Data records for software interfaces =
——————

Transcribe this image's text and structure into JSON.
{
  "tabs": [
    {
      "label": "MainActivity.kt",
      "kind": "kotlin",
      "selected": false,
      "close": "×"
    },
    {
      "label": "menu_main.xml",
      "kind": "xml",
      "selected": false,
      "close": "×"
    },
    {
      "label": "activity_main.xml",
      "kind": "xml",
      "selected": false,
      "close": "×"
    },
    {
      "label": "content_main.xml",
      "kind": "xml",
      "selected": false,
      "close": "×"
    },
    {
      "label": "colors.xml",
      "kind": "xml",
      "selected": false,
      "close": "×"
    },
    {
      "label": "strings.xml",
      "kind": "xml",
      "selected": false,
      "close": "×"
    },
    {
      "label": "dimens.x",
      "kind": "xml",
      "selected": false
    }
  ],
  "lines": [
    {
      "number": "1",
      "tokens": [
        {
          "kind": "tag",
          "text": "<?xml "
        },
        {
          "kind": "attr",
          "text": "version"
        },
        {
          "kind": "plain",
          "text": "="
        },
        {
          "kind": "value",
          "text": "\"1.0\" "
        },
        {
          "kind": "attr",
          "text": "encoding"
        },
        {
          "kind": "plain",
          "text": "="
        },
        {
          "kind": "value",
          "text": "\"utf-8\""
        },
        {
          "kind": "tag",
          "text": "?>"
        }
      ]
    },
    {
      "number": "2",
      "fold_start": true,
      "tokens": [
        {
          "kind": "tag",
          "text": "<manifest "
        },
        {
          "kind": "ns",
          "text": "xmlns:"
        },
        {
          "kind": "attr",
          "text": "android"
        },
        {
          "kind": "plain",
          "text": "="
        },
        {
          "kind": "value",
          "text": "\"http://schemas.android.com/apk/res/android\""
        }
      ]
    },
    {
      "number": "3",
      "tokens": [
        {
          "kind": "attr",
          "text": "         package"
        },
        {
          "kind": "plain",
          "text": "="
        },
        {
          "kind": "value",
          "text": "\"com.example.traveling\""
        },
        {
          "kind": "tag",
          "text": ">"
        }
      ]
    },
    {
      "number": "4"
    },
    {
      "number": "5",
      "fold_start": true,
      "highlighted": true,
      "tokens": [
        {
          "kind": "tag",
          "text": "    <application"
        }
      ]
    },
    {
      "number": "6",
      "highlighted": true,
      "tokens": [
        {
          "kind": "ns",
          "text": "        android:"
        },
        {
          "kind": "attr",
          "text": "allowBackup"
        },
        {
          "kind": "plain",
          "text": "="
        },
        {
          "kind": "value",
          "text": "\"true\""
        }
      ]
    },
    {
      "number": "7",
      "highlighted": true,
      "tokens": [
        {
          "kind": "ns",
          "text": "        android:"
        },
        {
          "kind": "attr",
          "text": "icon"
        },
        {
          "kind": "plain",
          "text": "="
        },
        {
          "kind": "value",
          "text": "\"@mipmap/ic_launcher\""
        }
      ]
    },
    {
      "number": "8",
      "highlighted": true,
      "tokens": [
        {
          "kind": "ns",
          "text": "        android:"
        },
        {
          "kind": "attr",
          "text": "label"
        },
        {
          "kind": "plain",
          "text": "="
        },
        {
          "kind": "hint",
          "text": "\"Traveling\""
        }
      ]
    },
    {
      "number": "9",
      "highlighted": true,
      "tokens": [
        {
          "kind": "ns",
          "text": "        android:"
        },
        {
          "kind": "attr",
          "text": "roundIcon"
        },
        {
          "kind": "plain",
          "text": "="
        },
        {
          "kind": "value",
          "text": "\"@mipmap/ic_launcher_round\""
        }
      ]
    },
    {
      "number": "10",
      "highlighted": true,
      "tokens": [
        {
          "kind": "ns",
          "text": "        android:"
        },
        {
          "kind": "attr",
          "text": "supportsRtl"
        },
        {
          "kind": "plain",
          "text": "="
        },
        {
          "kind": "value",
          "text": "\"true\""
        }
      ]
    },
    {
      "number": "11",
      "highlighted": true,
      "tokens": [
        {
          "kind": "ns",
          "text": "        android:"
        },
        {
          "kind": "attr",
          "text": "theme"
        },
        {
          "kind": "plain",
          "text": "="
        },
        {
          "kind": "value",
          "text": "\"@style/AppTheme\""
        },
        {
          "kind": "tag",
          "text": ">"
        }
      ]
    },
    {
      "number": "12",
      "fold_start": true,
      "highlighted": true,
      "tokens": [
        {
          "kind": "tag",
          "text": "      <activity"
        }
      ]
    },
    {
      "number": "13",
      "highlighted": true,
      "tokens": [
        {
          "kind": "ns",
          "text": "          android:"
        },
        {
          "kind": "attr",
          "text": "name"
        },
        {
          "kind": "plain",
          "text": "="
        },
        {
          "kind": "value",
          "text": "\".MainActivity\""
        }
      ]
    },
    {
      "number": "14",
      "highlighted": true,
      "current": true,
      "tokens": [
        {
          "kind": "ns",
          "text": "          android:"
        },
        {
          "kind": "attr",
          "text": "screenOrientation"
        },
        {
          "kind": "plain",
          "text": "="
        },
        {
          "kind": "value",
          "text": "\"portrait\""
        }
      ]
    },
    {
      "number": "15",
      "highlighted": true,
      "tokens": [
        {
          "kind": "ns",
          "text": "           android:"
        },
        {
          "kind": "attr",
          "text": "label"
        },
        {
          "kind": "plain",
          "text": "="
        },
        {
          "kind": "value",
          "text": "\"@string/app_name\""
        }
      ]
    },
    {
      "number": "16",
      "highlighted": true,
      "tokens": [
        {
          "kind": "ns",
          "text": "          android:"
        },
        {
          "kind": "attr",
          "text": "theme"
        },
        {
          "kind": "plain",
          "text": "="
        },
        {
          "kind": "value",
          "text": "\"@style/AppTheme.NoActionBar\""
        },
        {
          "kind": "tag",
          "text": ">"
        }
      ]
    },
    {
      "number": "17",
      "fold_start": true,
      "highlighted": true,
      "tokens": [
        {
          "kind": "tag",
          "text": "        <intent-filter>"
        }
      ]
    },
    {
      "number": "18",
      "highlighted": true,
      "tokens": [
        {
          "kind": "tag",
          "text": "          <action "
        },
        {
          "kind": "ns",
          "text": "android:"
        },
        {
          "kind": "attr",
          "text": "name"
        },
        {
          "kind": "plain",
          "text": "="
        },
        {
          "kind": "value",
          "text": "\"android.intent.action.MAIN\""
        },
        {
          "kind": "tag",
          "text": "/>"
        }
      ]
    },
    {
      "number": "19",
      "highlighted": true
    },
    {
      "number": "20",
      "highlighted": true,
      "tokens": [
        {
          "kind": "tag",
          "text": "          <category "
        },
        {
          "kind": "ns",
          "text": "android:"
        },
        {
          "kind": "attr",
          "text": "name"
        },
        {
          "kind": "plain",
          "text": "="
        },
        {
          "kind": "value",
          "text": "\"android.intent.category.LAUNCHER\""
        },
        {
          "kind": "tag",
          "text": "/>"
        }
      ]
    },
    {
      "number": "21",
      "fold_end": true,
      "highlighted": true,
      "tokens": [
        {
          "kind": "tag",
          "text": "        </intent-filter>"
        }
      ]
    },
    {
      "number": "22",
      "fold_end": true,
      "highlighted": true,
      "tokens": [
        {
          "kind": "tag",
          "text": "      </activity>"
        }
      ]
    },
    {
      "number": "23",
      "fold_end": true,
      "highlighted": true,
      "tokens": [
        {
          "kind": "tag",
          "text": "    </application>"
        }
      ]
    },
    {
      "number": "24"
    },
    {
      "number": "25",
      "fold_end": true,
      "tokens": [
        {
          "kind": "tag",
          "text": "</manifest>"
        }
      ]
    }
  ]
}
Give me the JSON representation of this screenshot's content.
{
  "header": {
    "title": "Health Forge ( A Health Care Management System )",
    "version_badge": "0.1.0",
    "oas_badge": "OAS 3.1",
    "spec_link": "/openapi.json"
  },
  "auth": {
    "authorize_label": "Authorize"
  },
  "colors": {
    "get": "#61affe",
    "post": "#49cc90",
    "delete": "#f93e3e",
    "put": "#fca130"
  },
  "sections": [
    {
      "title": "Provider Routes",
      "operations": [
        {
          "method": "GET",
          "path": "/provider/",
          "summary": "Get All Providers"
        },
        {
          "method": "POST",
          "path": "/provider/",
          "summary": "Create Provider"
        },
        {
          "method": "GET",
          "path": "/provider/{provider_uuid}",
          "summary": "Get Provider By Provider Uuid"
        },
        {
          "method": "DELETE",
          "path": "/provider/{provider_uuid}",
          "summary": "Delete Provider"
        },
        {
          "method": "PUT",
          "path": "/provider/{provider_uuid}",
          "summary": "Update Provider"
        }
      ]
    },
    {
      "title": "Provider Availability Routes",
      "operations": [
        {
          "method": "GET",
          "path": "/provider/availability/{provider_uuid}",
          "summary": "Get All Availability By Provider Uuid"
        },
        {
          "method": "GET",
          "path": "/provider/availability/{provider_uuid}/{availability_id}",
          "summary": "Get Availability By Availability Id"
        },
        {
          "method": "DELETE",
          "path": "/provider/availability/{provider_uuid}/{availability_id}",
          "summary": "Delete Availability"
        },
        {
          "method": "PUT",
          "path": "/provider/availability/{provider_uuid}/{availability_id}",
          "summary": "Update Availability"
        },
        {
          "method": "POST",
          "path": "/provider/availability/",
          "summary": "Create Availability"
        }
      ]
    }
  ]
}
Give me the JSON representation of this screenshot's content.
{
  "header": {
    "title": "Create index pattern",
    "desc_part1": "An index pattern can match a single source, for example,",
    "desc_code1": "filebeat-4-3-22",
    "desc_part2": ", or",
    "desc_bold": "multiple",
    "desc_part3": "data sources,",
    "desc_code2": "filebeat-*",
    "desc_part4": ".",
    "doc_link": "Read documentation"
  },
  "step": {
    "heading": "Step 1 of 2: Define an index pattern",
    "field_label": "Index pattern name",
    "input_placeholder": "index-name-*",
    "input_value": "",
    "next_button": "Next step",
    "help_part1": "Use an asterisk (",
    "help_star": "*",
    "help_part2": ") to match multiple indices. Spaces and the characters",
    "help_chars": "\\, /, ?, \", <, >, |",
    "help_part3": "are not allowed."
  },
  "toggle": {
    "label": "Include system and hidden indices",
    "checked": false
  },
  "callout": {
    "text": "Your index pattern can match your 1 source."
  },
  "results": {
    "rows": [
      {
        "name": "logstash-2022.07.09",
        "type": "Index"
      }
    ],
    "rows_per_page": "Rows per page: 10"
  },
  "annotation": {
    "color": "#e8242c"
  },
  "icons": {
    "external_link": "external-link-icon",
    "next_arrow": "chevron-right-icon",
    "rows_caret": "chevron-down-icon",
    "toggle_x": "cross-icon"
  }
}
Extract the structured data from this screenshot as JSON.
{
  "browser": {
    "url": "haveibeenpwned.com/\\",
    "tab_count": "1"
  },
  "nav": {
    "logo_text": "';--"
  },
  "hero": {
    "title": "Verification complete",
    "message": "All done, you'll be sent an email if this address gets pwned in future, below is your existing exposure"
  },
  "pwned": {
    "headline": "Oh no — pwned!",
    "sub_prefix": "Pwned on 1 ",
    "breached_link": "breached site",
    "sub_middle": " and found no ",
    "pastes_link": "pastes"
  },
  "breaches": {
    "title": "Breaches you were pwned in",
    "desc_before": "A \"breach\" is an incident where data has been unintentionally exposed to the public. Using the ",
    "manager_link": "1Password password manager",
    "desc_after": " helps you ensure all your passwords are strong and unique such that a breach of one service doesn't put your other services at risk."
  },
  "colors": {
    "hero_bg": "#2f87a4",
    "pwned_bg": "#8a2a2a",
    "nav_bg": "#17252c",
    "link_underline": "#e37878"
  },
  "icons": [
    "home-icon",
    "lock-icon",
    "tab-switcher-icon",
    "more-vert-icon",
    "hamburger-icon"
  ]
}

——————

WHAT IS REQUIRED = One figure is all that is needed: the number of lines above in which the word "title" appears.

SOLUTION FOR THIS TASK = 6